-- Raw data follows --
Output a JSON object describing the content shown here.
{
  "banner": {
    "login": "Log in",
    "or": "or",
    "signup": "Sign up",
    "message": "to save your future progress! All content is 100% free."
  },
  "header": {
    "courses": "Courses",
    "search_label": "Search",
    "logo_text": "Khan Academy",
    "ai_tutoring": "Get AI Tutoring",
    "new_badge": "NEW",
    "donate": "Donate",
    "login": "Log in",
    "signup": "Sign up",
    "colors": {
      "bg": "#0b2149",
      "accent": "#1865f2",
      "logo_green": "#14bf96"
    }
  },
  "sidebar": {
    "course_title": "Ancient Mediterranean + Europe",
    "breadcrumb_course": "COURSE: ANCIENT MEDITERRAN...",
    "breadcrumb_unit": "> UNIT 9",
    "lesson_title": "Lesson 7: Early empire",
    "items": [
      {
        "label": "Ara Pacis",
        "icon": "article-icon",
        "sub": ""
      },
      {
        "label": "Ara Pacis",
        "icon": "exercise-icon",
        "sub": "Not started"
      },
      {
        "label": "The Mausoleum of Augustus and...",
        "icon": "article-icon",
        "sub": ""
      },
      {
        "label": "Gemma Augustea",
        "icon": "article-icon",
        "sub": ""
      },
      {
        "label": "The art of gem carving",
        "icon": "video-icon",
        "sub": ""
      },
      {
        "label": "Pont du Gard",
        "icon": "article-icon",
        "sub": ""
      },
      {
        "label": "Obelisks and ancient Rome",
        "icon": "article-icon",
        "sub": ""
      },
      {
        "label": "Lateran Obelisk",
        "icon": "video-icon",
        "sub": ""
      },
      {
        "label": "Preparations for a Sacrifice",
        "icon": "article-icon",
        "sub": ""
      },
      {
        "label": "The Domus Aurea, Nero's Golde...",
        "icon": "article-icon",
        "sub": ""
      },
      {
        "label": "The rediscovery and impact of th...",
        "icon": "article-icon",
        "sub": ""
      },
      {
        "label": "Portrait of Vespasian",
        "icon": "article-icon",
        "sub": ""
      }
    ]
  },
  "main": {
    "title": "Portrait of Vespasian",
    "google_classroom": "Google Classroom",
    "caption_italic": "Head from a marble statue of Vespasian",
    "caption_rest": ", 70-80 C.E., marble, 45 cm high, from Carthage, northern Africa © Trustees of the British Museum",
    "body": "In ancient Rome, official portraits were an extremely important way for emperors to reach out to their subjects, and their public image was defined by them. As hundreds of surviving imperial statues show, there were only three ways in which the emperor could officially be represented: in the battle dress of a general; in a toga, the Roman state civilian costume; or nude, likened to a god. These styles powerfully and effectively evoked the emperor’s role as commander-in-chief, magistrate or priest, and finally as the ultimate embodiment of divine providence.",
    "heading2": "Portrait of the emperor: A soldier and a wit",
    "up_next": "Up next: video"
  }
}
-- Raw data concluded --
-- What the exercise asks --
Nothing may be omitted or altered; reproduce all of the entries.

-- Response box --
Output a JSON object describing the content shown here.
{
  "banner": {
    "login": "Log in",
    "or": "or",
    "signup": "Sign up",
    "message": "to save your future progress! All content is 100% free."
  },
  "header": {
    "courses": "Courses",
    "search_label": "Search",
    "logo_text": "Khan Academy",
    "ai_tutoring": "Get AI Tutoring",
    "new_badge": "NEW",
    "donate": "Donate",
    "login": "Log in",
    "signup": "Sign up",
    "colors": {
      "bg": "#0b2149",
      "accent": "#1865f2",
      "logo_green": "#14bf96"
    }
  },
  "sidebar": {
    "course_title": "Ancient Mediterranean + Europe",
    "breadcrumb_course": "COURSE: ANCIENT MEDITERRAN...",
    "breadcrumb_unit": "> UNIT 9",
    "lesson_title": "Lesson 7: Early empire",
    "items": [
      {
        "label": "Ara Pacis",
        "icon": "article-icon",
        "sub": ""
      },
      {
        "label": "Ara Pacis",
        "icon": "exercise-icon",
        "sub": "Not started"
      },
      {
        "label": "The Mausoleum of Augustus and...",
        "icon": "article-icon",
        "sub": ""
      },
      {
        "label": "Gemma Augustea",
        "icon": "article-icon",
        "sub": ""
      },
      {
        "label": "The art of gem carving",
        "icon": "video-icon",
        "sub": ""
      },
      {
        "label": "Pont du Gard",
        "icon": "article-icon",
        "sub": ""
      },
      {
        "label": "Obelisks and ancient Rome",
        "icon": "article-icon",
        "sub": ""
      },
      {
        "label": "Lateran Obelisk",
        "icon": "video-icon",
        "sub": ""
      },
      {
        "label": "Preparations for a Sacrifice",
        "icon": "article-icon",
        "sub": ""
      },
      {
        "label": "The Domus Aurea, Nero's Golde...",
        "icon": "article-icon",
        "sub": ""
      },
      {
        "label": "The rediscovery and impact of th...",
        "icon": "article-icon",
        "sub": ""
      },
      {
        "label": "Portrait of Vespasian",
        "icon": "article-icon",
        "sub": ""
      }
    ]
  },
  "main": {
    "title": "Portrait of Vespasian",
    "google_classroom": "Google Classroom",
    "caption_italic": "Head from a marble statue of Vespasian",
    "caption_rest": ", 70-80 C.E., marble, 45 cm high, from Carthage, northern Africa © Trustees of the British Museum",
    "body": "In ancient Rome, official portraits were an extremely important way for emperors to reach out to their subjects, and their public image was defined by them. As hundreds of surviving imperial statues show, there were only three ways in which the emperor could officially be represented: in the battle dress of a general; in a toga, the Roman state civilian costume; or nude, likened to a god. These styles powerfully and effectively evoked the emperor’s role as commander-in-chief, magistrate or priest, and finally as the ultimate embodiment of divine providence.",
    "heading2": "Portrait of the emperor: A soldier and a wit",
    "up_next": "Up next: video"
  }
}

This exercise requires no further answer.